-- DATA FOR REVIEW --
□ □ □ □

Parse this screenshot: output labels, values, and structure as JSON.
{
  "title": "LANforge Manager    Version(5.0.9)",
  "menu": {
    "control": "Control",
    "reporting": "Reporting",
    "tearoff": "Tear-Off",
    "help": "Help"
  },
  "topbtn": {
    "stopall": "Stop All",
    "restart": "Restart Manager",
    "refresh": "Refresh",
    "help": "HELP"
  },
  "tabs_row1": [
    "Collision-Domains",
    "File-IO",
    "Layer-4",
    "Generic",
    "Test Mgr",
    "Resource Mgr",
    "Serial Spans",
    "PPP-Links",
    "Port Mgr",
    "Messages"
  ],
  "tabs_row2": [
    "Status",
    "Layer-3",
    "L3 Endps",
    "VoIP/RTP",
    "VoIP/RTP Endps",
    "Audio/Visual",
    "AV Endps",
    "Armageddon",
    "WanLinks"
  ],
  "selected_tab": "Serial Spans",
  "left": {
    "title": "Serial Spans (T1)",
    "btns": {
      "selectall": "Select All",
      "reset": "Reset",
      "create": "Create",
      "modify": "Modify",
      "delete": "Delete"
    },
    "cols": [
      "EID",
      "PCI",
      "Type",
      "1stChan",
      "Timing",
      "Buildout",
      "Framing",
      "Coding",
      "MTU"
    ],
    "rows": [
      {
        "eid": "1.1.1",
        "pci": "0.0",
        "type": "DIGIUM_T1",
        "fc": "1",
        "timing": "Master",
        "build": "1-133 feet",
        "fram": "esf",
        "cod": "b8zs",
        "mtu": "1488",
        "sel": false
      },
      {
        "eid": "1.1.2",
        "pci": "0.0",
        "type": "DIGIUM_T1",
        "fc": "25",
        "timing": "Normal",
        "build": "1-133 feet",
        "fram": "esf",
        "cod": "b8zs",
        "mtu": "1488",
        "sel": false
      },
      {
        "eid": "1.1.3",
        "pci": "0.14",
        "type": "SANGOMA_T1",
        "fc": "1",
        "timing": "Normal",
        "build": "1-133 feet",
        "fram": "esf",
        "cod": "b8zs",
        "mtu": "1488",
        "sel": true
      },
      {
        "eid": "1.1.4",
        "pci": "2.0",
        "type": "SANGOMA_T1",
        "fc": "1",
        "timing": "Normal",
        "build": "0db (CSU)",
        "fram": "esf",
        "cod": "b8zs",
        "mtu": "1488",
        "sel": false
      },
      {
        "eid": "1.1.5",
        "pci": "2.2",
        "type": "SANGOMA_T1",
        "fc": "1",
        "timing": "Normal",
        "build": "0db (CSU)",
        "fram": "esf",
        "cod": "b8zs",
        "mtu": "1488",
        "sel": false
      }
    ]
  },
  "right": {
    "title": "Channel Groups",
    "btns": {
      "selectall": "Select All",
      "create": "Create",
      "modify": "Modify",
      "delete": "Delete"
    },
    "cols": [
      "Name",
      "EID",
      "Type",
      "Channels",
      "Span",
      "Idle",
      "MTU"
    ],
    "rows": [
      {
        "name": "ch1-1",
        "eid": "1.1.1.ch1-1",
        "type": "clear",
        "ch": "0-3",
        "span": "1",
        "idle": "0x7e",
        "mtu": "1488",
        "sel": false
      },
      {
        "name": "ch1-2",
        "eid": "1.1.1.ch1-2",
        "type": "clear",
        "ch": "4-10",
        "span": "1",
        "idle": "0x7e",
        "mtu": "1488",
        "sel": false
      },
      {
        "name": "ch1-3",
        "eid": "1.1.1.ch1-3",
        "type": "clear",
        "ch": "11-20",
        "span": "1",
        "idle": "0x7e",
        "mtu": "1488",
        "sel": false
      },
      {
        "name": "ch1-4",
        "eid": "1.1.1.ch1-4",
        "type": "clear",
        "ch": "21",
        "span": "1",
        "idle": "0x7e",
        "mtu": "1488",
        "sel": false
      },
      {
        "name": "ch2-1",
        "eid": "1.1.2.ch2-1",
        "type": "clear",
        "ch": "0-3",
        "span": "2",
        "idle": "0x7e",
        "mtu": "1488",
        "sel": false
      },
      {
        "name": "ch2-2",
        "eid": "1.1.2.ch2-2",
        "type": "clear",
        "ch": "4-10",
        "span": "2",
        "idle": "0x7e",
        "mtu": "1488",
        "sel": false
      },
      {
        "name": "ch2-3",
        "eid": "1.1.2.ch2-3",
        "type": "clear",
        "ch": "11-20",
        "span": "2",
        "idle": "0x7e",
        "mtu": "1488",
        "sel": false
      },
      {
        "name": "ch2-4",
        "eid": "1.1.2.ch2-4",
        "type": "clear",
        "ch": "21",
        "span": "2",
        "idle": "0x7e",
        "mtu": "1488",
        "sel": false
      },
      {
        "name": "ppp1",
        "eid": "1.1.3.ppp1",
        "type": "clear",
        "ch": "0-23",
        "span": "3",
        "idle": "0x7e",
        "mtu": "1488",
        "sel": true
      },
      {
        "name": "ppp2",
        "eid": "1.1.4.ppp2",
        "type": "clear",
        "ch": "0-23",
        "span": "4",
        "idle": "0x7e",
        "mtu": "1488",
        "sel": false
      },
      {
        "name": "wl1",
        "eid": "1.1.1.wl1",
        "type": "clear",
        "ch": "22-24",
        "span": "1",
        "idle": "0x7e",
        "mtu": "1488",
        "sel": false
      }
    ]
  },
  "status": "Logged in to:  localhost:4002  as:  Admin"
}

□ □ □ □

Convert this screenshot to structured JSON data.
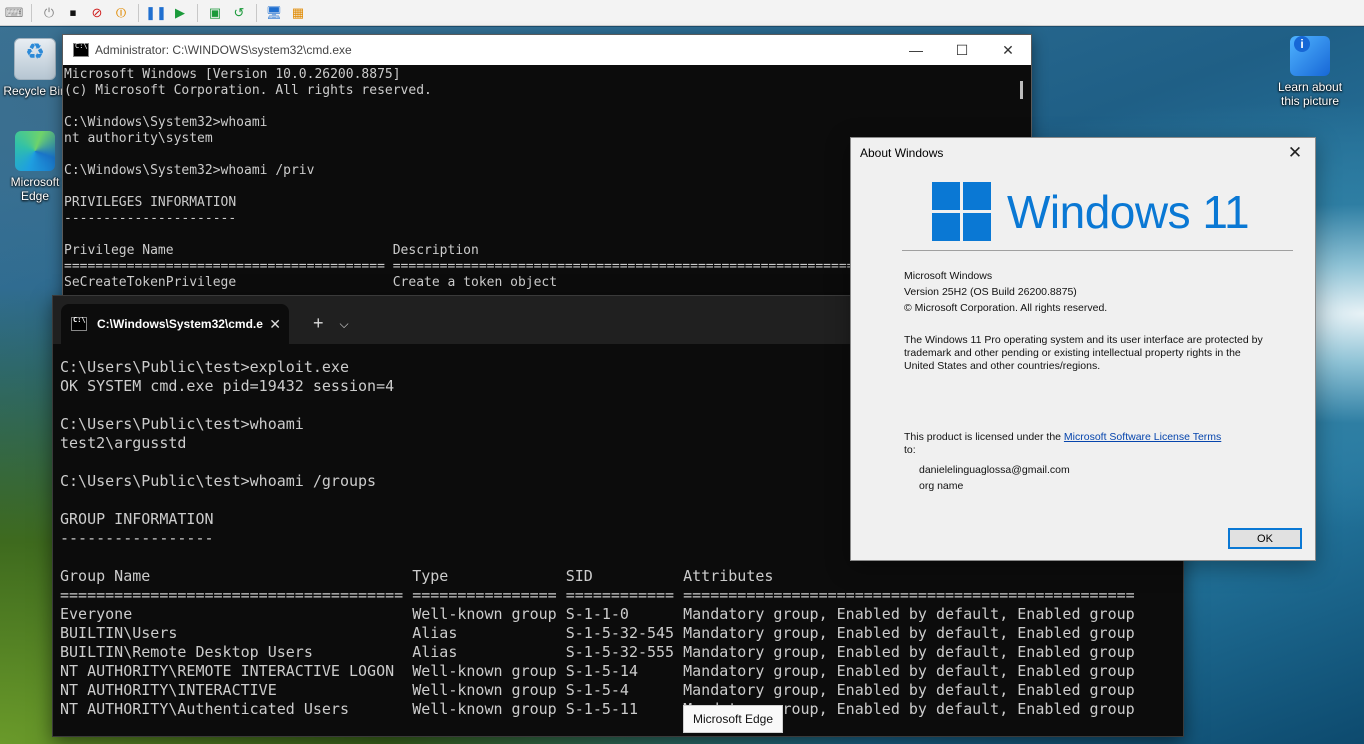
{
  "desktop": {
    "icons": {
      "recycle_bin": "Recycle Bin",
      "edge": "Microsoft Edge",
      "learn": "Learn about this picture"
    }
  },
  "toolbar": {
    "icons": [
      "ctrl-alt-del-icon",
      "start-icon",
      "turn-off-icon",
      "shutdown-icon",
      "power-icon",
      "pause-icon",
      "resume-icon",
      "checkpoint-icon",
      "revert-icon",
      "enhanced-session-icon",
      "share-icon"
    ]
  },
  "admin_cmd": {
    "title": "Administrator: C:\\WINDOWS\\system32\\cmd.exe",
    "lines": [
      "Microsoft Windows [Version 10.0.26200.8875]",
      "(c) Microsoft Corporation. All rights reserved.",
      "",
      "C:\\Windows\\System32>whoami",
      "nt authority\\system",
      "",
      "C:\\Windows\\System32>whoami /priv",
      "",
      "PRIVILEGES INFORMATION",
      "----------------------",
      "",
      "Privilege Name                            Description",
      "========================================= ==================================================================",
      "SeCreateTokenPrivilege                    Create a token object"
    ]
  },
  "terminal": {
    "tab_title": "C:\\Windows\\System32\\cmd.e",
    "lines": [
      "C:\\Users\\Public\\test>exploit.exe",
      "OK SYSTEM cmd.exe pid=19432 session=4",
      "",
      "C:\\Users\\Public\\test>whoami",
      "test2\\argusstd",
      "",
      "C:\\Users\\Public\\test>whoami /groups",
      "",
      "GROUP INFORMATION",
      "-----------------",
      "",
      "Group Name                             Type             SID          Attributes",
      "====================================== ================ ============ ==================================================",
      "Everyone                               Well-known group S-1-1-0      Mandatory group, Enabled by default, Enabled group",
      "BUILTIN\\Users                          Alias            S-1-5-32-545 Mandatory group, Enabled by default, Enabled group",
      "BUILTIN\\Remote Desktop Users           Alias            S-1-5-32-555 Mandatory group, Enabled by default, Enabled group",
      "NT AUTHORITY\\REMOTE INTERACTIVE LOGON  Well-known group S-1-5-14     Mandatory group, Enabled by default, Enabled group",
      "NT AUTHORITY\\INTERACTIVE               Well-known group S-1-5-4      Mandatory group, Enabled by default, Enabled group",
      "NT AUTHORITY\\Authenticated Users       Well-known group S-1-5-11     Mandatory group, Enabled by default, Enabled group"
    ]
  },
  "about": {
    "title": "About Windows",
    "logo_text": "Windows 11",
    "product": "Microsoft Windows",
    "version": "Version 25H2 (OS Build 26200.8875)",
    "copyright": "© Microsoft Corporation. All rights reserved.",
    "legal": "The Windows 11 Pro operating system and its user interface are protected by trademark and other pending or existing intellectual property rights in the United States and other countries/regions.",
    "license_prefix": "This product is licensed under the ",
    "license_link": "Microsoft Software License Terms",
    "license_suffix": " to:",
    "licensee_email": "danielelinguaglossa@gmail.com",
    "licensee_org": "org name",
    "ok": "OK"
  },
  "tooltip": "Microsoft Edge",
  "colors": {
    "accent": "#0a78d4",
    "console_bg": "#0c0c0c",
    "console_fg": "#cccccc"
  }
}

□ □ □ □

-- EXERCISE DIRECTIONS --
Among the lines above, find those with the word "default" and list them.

-- FINISHED EXERCISE --
      "Everyone                               Well-known group S-1-1-0      Mandatory group, Enabled by default, Enabled group",
      "BUILTIN\\Users                          Alias            S-1-5-32-545 Mandatory group, Enabled by default, Enabled group",
      "BUILTIN\\Remote Desktop Users           Alias            S-1-5-32-555 Mandatory group, Enabled by default, Enabled group",
      "NT AUTHORITY\\REMOTE INTERACTIVE LOGON  Well-known group S-1-5-14     Mandatory group, Enabled by default, Enabled group",
      "NT AUTHORITY\\INTERACTIVE               Well-known group S-1-5-4      Mandatory group, Enabled by default, Enabled group",
      "NT AUTHORITY\\Authenticated Users       Well-known group S-1-5-11     Mandatory group, Enabled by default, Enabled group"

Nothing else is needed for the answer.